Nina Pham, a Dallas nurse who was the first person known to have contracted the Ebola virus in the United States, thanked God, her family and her medical team for her recovery Friday.
Pham held a news conference in Bethesda after she was declared virus-free and released from the National Institutes of Health Clinical Center.
"I feel fortunate and blessed to be standing here today. I would first and foremost like to thank God, my family and friends," she said. "Throughout this ordeal I have put my trust in God and my medical team.
Over at Rolling Stone, Nobel Prize-winning economist and New York Times columnist Paul Krugman writes a long essay titled, "In Defense of Obama." Krugman lists health care, financial reform and the economy as the basis for making the claim that President Barack Obama is a historic success. Krugman points out that Obama still has time and the inclination to do something significant on climate change.
You are aware, I'm sure, of the Nobel Peace Prize that was awarded this past Friday. It was a joint award, two people got it, but most extraordinary, part of it, is the teenage girl from Pakistan -- 17 years old, the youngest Nobel laureate since the prize began to be given out in 1901. The paper wrote about her, and the article that I read, it started with, "Who is Malala [Yousafzai]?" And some of us may wonder that, but in this instance, it wasn't just trying to find out, out of curiosity, who Malala is.
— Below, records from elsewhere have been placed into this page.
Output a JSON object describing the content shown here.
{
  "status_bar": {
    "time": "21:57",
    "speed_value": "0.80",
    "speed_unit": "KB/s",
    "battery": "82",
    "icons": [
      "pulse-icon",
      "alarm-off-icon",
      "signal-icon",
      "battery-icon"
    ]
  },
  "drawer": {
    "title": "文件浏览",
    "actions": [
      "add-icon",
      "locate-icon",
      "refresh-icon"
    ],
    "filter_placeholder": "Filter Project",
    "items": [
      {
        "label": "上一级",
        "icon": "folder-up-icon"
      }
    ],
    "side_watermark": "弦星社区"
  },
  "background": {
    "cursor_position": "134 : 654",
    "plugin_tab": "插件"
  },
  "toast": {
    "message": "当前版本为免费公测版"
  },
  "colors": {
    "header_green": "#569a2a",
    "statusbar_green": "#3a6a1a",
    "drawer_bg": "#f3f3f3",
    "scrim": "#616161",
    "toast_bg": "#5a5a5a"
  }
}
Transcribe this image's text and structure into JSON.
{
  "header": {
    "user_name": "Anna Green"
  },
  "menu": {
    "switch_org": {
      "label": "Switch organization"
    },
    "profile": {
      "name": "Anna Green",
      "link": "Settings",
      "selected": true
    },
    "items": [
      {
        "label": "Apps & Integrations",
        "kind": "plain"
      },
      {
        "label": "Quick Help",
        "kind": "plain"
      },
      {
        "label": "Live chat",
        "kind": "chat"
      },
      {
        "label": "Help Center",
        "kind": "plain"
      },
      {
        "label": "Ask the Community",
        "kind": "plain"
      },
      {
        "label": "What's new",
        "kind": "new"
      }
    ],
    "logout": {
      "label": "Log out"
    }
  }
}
Reuters is reporting that Republican-controlled states who made "bold" proclamations about never accepting the expanded Medicaid option for the poor uninsured under the Affordable Care Act, derisively known as "Obamacare," are beginning to come around by following the lead of Pennsylvania.
House Republican Congressman Paul Ryan, a Catholic, has recently discovered poverty and has vowed to do something about it. He reintroduced a couple of modest ideas that might help the poor. Some progressive Catholics did their best to applaud Ryan's nascent initiatives. Others just rolled our eyes at the hollowness and political expediency of Ryan's actions.